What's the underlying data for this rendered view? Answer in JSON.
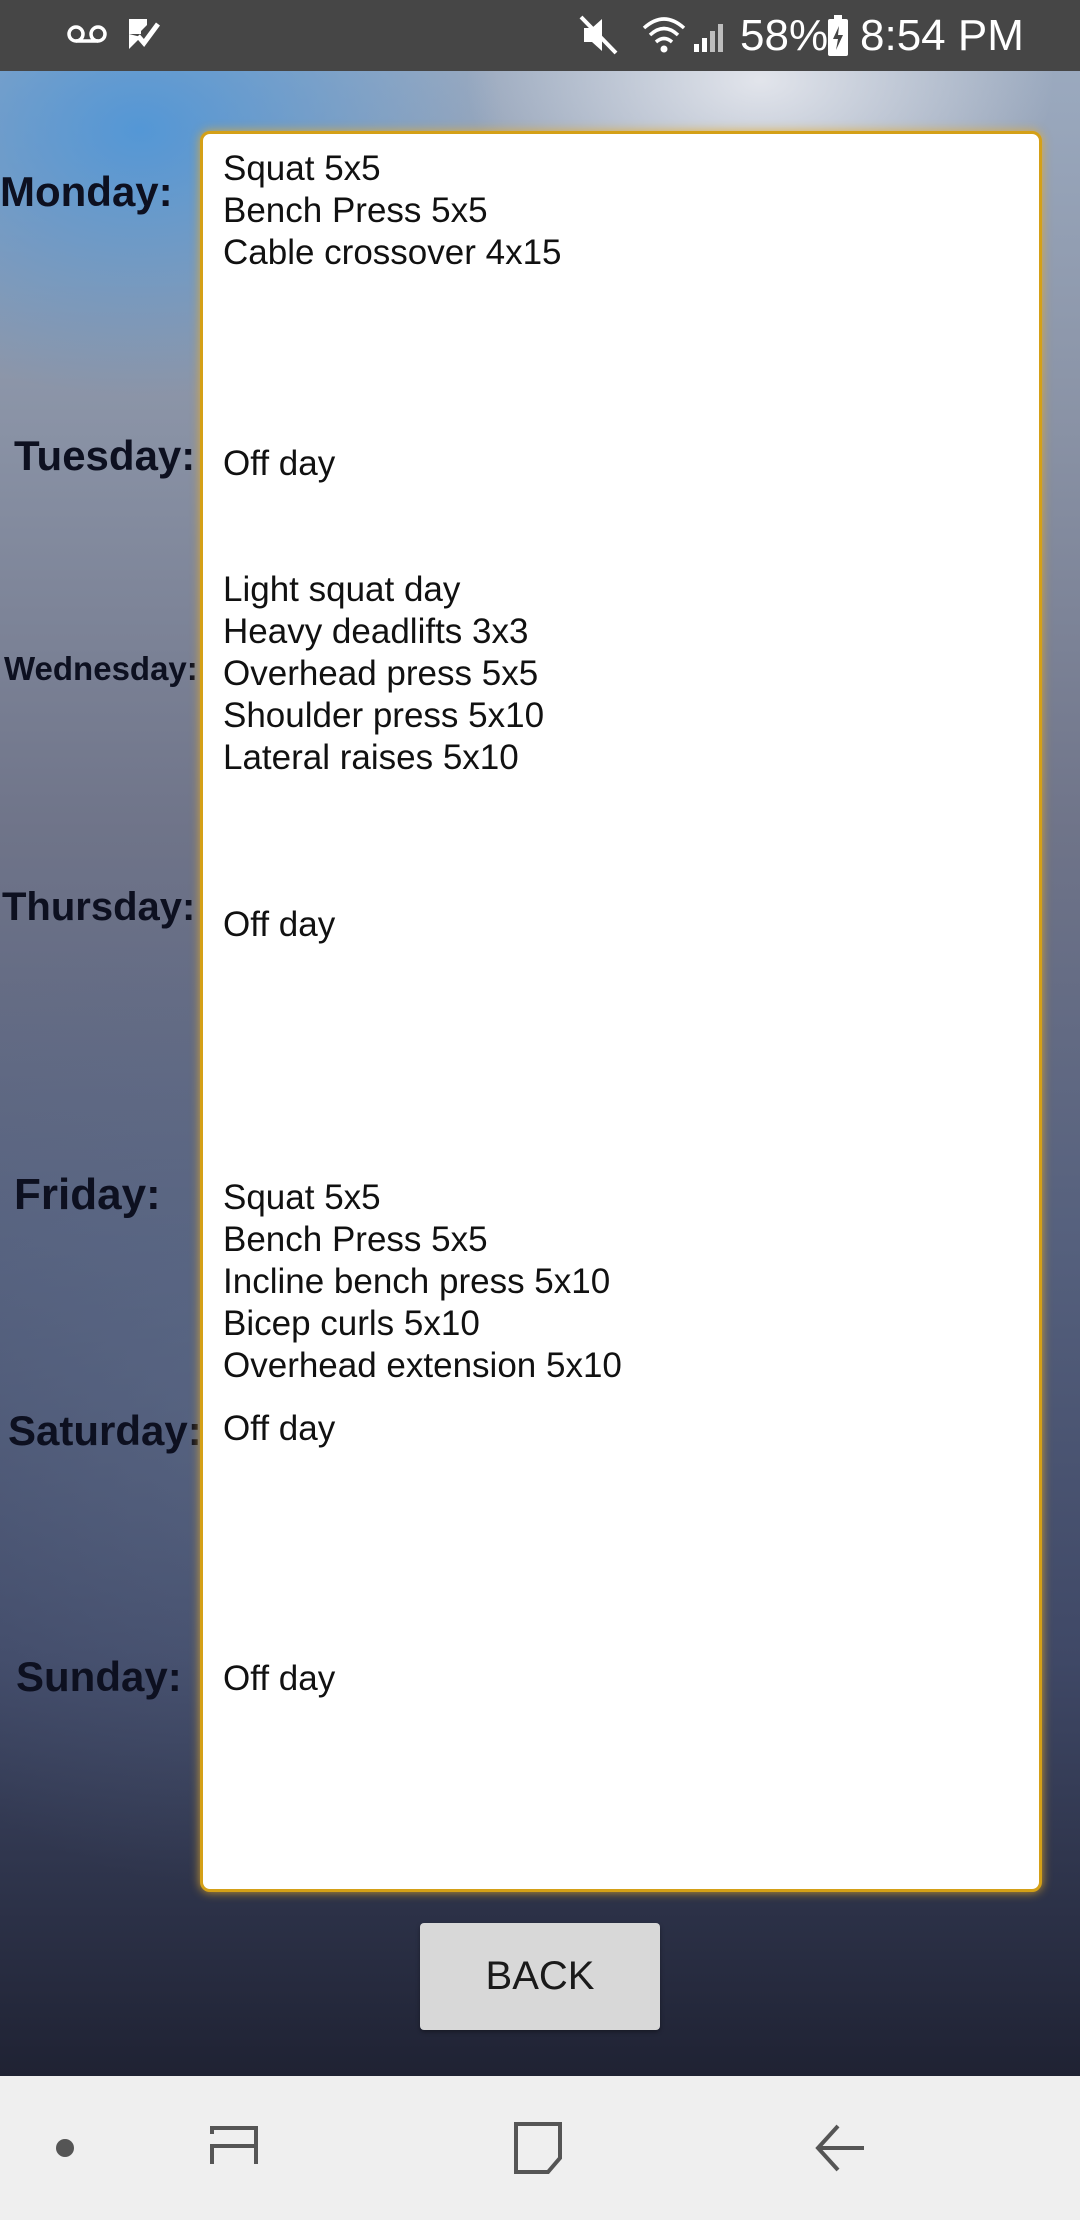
{
  "status_bar": {
    "battery_percent": "58%",
    "time": "8:54 PM",
    "icons": [
      "voicemail-icon",
      "task-check-icon",
      "mute-icon",
      "wifi-icon",
      "signal-icon",
      "battery-icon"
    ]
  },
  "schedule": {
    "days": [
      {
        "label": "Monday:",
        "exercises": [
          "Squat 5x5",
          "Bench Press 5x5",
          "Cable crossover 4x15"
        ]
      },
      {
        "label": "Tuesday:",
        "exercises": [
          "Off day"
        ]
      },
      {
        "label": "Wednesday:",
        "exercises": [
          "Light squat day",
          "Heavy deadlifts 3x3",
          "Overhead press 5x5",
          "Shoulder press 5x10",
          "Lateral raises 5x10"
        ]
      },
      {
        "label": "Thursday:",
        "exercises": [
          "Off day"
        ]
      },
      {
        "label": "Friday:",
        "exercises": [
          "Squat 5x5",
          "Bench Press 5x5",
          "Incline bench press 5x10",
          "Bicep curls 5x10",
          "Overhead extension 5x10"
        ]
      },
      {
        "label": "Saturday:",
        "exercises": [
          "Off day"
        ]
      },
      {
        "label": "Sunday:",
        "exercises": [
          "Off day"
        ]
      }
    ]
  },
  "actions": {
    "back_label": "BACK"
  },
  "nav_bar": {
    "icons": [
      "dot-icon",
      "recent-apps-icon",
      "home-icon",
      "back-icon"
    ]
  },
  "colors": {
    "status_bar_bg": "#464646",
    "panel_border": "#d4a017",
    "nav_bar_bg": "#efefef",
    "button_bg": "#d8d8d8"
  }
}
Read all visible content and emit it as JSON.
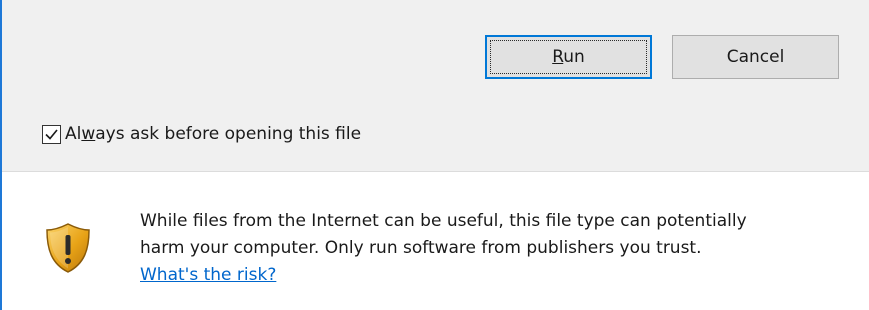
{
  "buttons": {
    "run_label_underlined": "R",
    "run_label_rest": "un",
    "cancel_label": "Cancel"
  },
  "checkbox": {
    "checked": true,
    "label_pre": "Al",
    "label_underlined": "w",
    "label_post": "ays ask before opening this file"
  },
  "warning": {
    "line1": "While files from the Internet can be useful, this file type can potentially",
    "line2": "harm your computer. Only run software from publishers you trust.",
    "link_label": "What's the risk?"
  },
  "icons": {
    "checkbox": "checkmark-icon",
    "warning": "warning-shield-icon"
  },
  "colors": {
    "accent": "#0078d7",
    "link": "#0066cc",
    "panel_bg": "#f0f0f0",
    "shield_gold": "#e8a317"
  }
}
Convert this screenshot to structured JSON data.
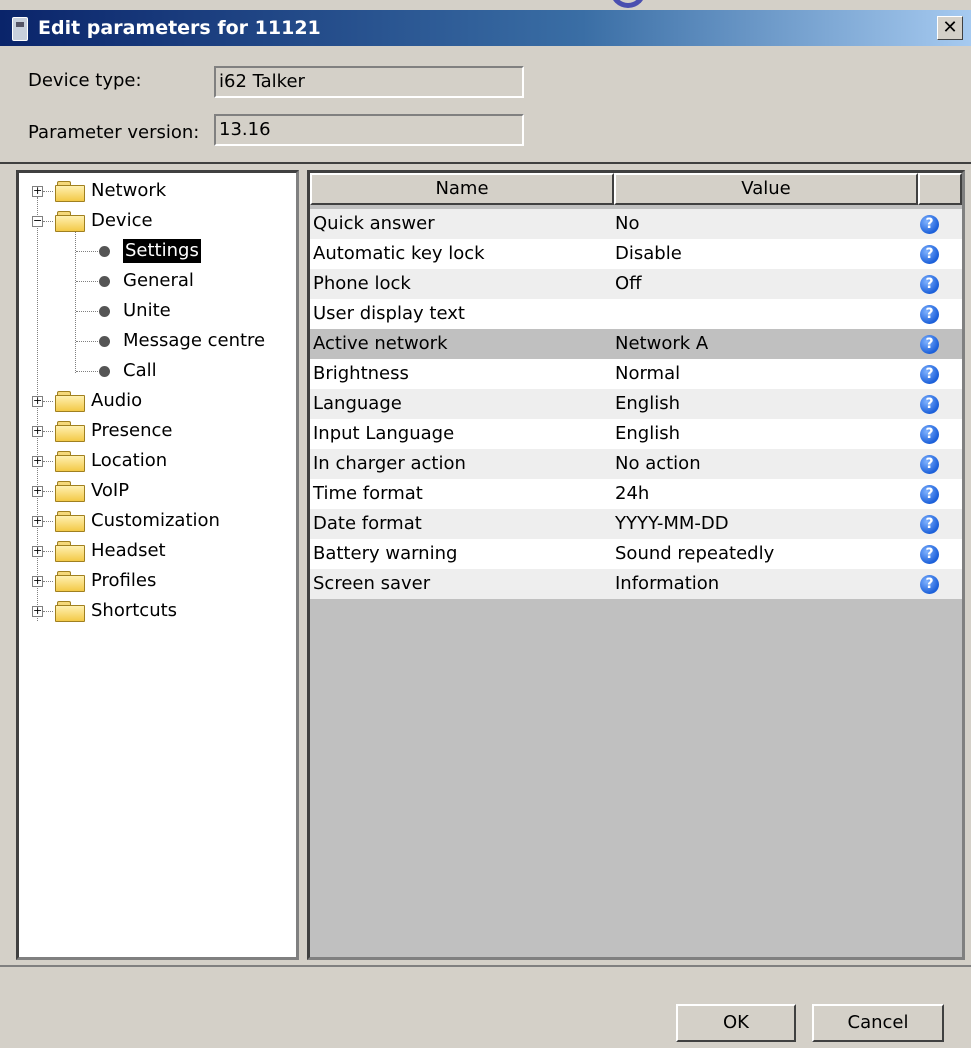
{
  "window": {
    "title": "Edit parameters for 11121",
    "close_glyph": "✕"
  },
  "fields": {
    "device_type_label": "Device type:",
    "device_type_value": "i62 Talker",
    "param_version_label": "Parameter version:",
    "param_version_value": "13.16"
  },
  "tree": {
    "folders": [
      "Network",
      "Device",
      "Audio",
      "Presence",
      "Location",
      "VoIP",
      "Customization",
      "Headset",
      "Profiles",
      "Shortcuts"
    ],
    "device_children": [
      "Settings",
      "General",
      "Unite",
      "Message centre",
      "Call"
    ],
    "selected": "Settings"
  },
  "table": {
    "headers": {
      "name": "Name",
      "value": "Value"
    },
    "rows": [
      {
        "name": "Quick answer",
        "value": "No"
      },
      {
        "name": "Automatic key lock",
        "value": "Disable"
      },
      {
        "name": "Phone lock",
        "value": "Off"
      },
      {
        "name": "User display text",
        "value": ""
      },
      {
        "name": "Active network",
        "value": "Network A"
      },
      {
        "name": "Brightness",
        "value": "Normal"
      },
      {
        "name": "Language",
        "value": "English"
      },
      {
        "name": "Input Language",
        "value": "English"
      },
      {
        "name": "In charger action",
        "value": "No action"
      },
      {
        "name": "Time format",
        "value": "24h"
      },
      {
        "name": "Date format",
        "value": "YYYY-MM-DD"
      },
      {
        "name": "Battery warning",
        "value": "Sound repeatedly"
      },
      {
        "name": "Screen saver",
        "value": "Information"
      }
    ],
    "selected_row": 4,
    "help_glyph": "?"
  },
  "buttons": {
    "ok": "OK",
    "cancel": "Cancel"
  },
  "colors": {
    "titlebar": "#0a246a",
    "row_selected": "#c0c0c0",
    "help_icon": "#1b5fd9"
  }
}
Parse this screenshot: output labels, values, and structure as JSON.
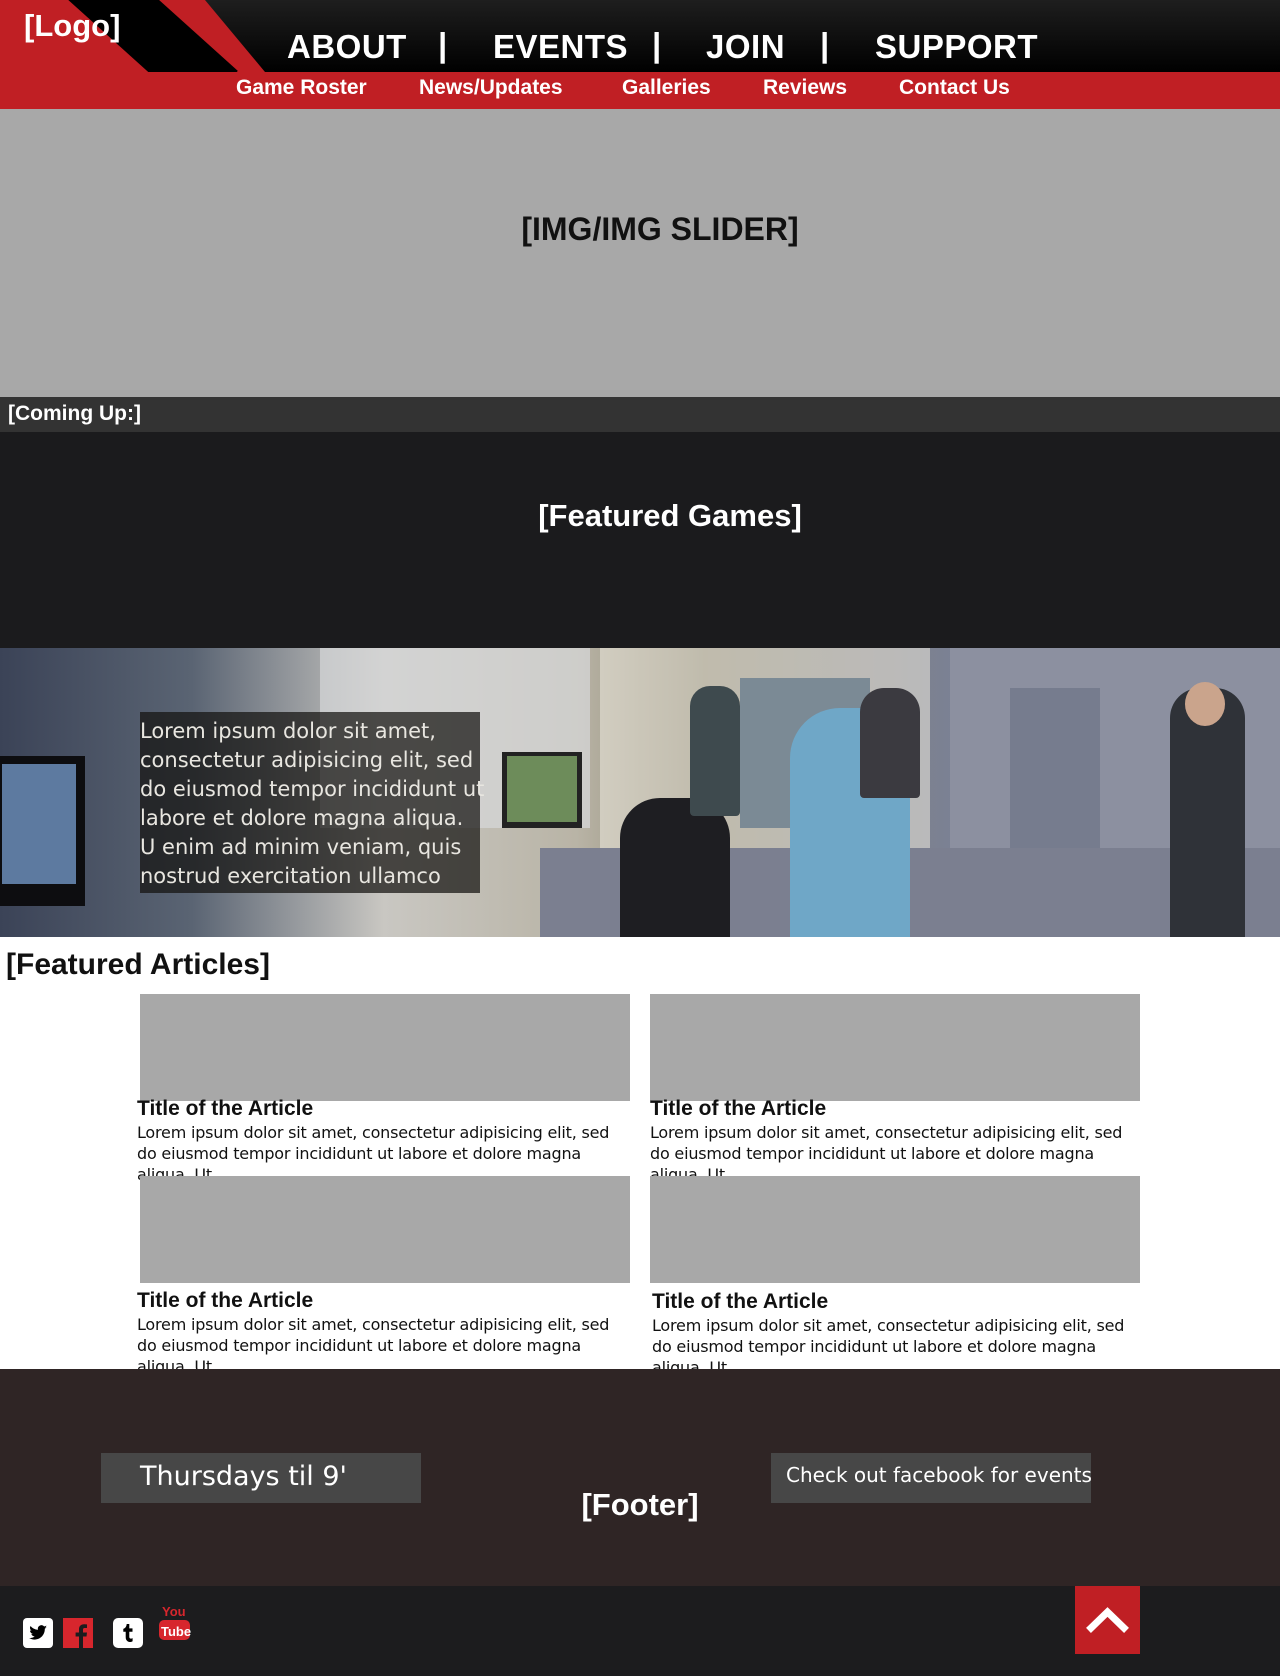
{
  "header": {
    "logo": "[Logo]",
    "main_nav": [
      "ABOUT",
      "EVENTS",
      "JOIN",
      "SUPPORT"
    ],
    "separator": "|",
    "sub_nav": [
      "Game Roster",
      "News/Updates",
      "Galleries",
      "Reviews",
      "Contact Us"
    ]
  },
  "slider": {
    "label": "[IMG/IMG SLIDER]"
  },
  "coming_up": {
    "label": "[Coming Up:]"
  },
  "featured_games": {
    "label": "[Featured Games]"
  },
  "photo_band": {
    "text": "Lorem ipsum dolor sit amet, consectetur adipisicing elit, sed do eiusmod tempor incididunt ut labore et dolore magna aliqua. U enim ad minim veniam, quis nostrud exercitation ullamco"
  },
  "featured_articles": {
    "heading": "[Featured Articles]",
    "items": [
      {
        "title": "Title of the Article",
        "body": "Lorem ipsum dolor sit amet, consectetur adipisicing elit, sed do eiusmod tempor incididunt ut labore et dolore magna aliqua. Ut"
      },
      {
        "title": "Title of the Article",
        "body": "Lorem ipsum dolor sit amet, consectetur adipisicing elit, sed do eiusmod tempor incididunt ut labore et dolore magna aliqua. Ut"
      },
      {
        "title": "Title of the Article",
        "body": "Lorem ipsum dolor sit amet, consectetur adipisicing elit, sed do eiusmod tempor incididunt ut labore et dolore magna aliqua. Ut"
      },
      {
        "title": "Title of the Article",
        "body": "Lorem ipsum dolor sit amet, consectetur adipisicing elit, sed do eiusmod tempor incididunt ut labore et dolore magna aliqua. Ut"
      }
    ]
  },
  "footer": {
    "hours": "Thursdays til 9'",
    "label": "[Footer]",
    "facebook_note": "Check out facebook for events"
  },
  "bottom_bar": {
    "social_icons": [
      "twitter-icon",
      "facebook-icon",
      "tumblr-icon",
      "youtube-icon"
    ],
    "youtube_text_top": "You",
    "youtube_text_bottom": "Tube"
  },
  "colors": {
    "accent": "#c01f24",
    "dark": "#1b1b1d",
    "footer": "#2f2525",
    "placeholder": "#a8a8a8"
  }
}
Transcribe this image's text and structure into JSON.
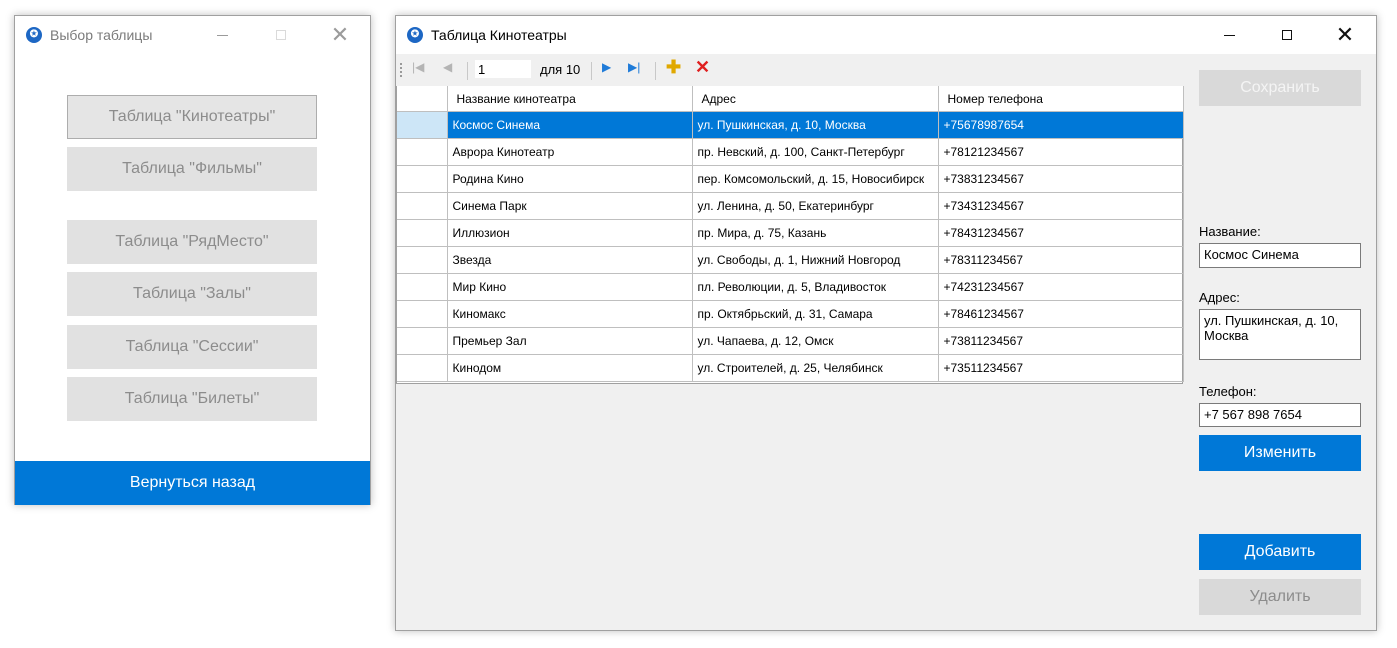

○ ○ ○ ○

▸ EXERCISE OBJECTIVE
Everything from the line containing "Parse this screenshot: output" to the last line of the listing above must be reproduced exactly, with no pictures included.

▸ TASK RESPONSE
Parse this screenshot: output labels, values, and structure as JSON.
{
  "header": {
    "logo": "[Logo]",
    "main_nav": [
      "ABOUT",
      "EVENTS",
      "JOIN",
      "SUPPORT"
    ],
    "separator": "|",
    "sub_nav": [
      "Game Roster",
      "News/Updates",
      "Galleries",
      "Reviews",
      "Contact Us"
    ]
  },
  "slider": {
    "label": "[IMG/IMG SLIDER]"
  },
  "coming_up": {
    "label": "[Coming Up:]"
  },
  "featured_games": {
    "label": "[Featured Games]"
  },
  "photo_band": {
    "text": "Lorem ipsum dolor sit amet, consectetur adipisicing elit, sed do eiusmod tempor incididunt ut labore et dolore magna aliqua. U enim ad minim veniam, quis nostrud exercitation ullamco"
  },
  "featured_articles": {
    "heading": "[Featured Articles]",
    "items": [
      {
        "title": "Title of the Article",
        "body": "Lorem ipsum dolor sit amet, consectetur adipisicing elit, sed do eiusmod tempor incididunt ut labore et dolore magna aliqua. Ut"
      },
      {
        "title": "Title of the Article",
        "body": "Lorem ipsum dolor sit amet, consectetur adipisicing elit, sed do eiusmod tempor incididunt ut labore et dolore magna aliqua. Ut"
      },
      {
        "title": "Title of the Article",
        "body": "Lorem ipsum dolor sit amet, consectetur adipisicing elit, sed do eiusmod tempor incididunt ut labore et dolore magna aliqua. Ut"
      },
      {
        "title": "Title of the Article",
        "body": "Lorem ipsum dolor sit amet, consectetur adipisicing elit, sed do eiusmod tempor incididunt ut labore et dolore magna aliqua. Ut"
      }
    ]
  },
  "footer": {
    "hours": "Thursdays til 9'",
    "label": "[Footer]",
    "facebook_note": "Check out facebook for events"
  },
  "bottom_bar": {
    "social_icons": [
      "twitter-icon",
      "facebook-icon",
      "tumblr-icon",
      "youtube-icon"
    ],
    "youtube_text_top": "You",
    "youtube_text_bottom": "Tube"
  },
  "colors": {
    "accent": "#c01f24",
    "dark": "#1b1b1d",
    "footer": "#2f2525",
    "placeholder": "#a8a8a8"
  }
}
Transcribe this image's text and structure into JSON.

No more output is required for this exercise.